Supplied records:
▼▼▼

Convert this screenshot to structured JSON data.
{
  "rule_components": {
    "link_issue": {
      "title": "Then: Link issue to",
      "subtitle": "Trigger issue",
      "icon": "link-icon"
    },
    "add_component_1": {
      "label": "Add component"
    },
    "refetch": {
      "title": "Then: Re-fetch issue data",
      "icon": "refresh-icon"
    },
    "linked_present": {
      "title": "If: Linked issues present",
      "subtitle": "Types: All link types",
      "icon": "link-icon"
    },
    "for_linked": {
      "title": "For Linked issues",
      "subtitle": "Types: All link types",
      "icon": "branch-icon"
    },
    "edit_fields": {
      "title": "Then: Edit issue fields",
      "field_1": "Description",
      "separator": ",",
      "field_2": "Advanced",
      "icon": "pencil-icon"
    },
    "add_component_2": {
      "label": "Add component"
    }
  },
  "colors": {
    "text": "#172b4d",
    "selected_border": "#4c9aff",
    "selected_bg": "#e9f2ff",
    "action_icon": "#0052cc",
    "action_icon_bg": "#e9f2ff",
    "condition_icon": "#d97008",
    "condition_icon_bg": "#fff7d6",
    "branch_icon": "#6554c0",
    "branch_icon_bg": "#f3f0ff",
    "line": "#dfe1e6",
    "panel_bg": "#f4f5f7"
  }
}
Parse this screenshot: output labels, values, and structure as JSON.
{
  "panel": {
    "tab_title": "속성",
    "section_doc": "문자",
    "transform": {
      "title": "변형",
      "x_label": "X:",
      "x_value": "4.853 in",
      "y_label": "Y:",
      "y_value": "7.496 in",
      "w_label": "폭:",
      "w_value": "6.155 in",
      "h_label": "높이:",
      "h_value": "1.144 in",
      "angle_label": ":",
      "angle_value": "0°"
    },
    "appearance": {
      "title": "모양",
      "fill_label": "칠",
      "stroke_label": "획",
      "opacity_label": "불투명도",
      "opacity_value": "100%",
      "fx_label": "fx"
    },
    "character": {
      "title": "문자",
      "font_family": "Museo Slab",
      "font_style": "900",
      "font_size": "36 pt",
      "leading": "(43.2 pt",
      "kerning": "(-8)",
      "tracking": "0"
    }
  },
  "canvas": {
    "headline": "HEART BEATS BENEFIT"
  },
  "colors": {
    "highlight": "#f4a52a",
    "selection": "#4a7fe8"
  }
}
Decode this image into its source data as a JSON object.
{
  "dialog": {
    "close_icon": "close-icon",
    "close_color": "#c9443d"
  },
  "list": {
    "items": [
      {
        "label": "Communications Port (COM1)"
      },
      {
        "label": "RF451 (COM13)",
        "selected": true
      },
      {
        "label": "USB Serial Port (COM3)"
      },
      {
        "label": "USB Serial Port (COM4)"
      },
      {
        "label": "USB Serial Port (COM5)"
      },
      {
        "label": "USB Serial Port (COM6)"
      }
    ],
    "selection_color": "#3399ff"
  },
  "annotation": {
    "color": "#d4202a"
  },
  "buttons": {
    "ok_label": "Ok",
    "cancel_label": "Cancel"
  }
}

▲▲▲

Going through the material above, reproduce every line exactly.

Written answer:
Convert this screenshot to structured JSON data.
{
  "rule_components": {
    "link_issue": {
      "title": "Then: Link issue to",
      "subtitle": "Trigger issue",
      "icon": "link-icon"
    },
    "add_component_1": {
      "label": "Add component"
    },
    "refetch": {
      "title": "Then: Re-fetch issue data",
      "icon": "refresh-icon"
    },
    "linked_present": {
      "title": "If: Linked issues present",
      "subtitle": "Types: All link types",
      "icon": "link-icon"
    },
    "for_linked": {
      "title": "For Linked issues",
      "subtitle": "Types: All link types",
      "icon": "branch-icon"
    },
    "edit_fields": {
      "title": "Then: Edit issue fields",
      "field_1": "Description",
      "separator": ",",
      "field_2": "Advanced",
      "icon": "pencil-icon"
    },
    "add_component_2": {
      "label": "Add component"
    }
  },
  "colors": {
    "text": "#172b4d",
    "selected_border": "#4c9aff",
    "selected_bg": "#e9f2ff",
    "action_icon": "#0052cc",
    "action_icon_bg": "#e9f2ff",
    "condition_icon": "#d97008",
    "condition_icon_bg": "#fff7d6",
    "branch_icon": "#6554c0",
    "branch_icon_bg": "#f3f0ff",
    "line": "#dfe1e6",
    "panel_bg": "#f4f5f7"
  }
}
Parse this screenshot: output labels, values, and structure as JSON.
{
  "panel": {
    "tab_title": "속성",
    "section_doc": "문자",
    "transform": {
      "title": "변형",
      "x_label": "X:",
      "x_value": "4.853 in",
      "y_label": "Y:",
      "y_value": "7.496 in",
      "w_label": "폭:",
      "w_value": "6.155 in",
      "h_label": "높이:",
      "h_value": "1.144 in",
      "angle_label": ":",
      "angle_value": "0°"
    },
    "appearance": {
      "title": "모양",
      "fill_label": "칠",
      "stroke_label": "획",
      "opacity_label": "불투명도",
      "opacity_value": "100%",
      "fx_label": "fx"
    },
    "character": {
      "title": "문자",
      "font_family": "Museo Slab",
      "font_style": "900",
      "font_size": "36 pt",
      "leading": "(43.2 pt",
      "kerning": "(-8)",
      "tracking": "0"
    }
  },
  "canvas": {
    "headline": "HEART BEATS BENEFIT"
  },
  "colors": {
    "highlight": "#f4a52a",
    "selection": "#4a7fe8"
  }
}
Decode this image into its source data as a JSON object.
{
  "dialog": {
    "close_icon": "close-icon",
    "close_color": "#c9443d"
  },
  "list": {
    "items": [
      {
        "label": "Communications Port (COM1)"
      },
      {
        "label": "RF451 (COM13)",
        "selected": true
      },
      {
        "label": "USB Serial Port (COM3)"
      },
      {
        "label": "USB Serial Port (COM4)"
      },
      {
        "label": "USB Serial Port (COM5)"
      },
      {
        "label": "USB Serial Port (COM6)"
      }
    ],
    "selection_color": "#3399ff"
  },
  "annotation": {
    "color": "#d4202a"
  },
  "buttons": {
    "ok_label": "Ok",
    "cancel_label": "Cancel"
  }
}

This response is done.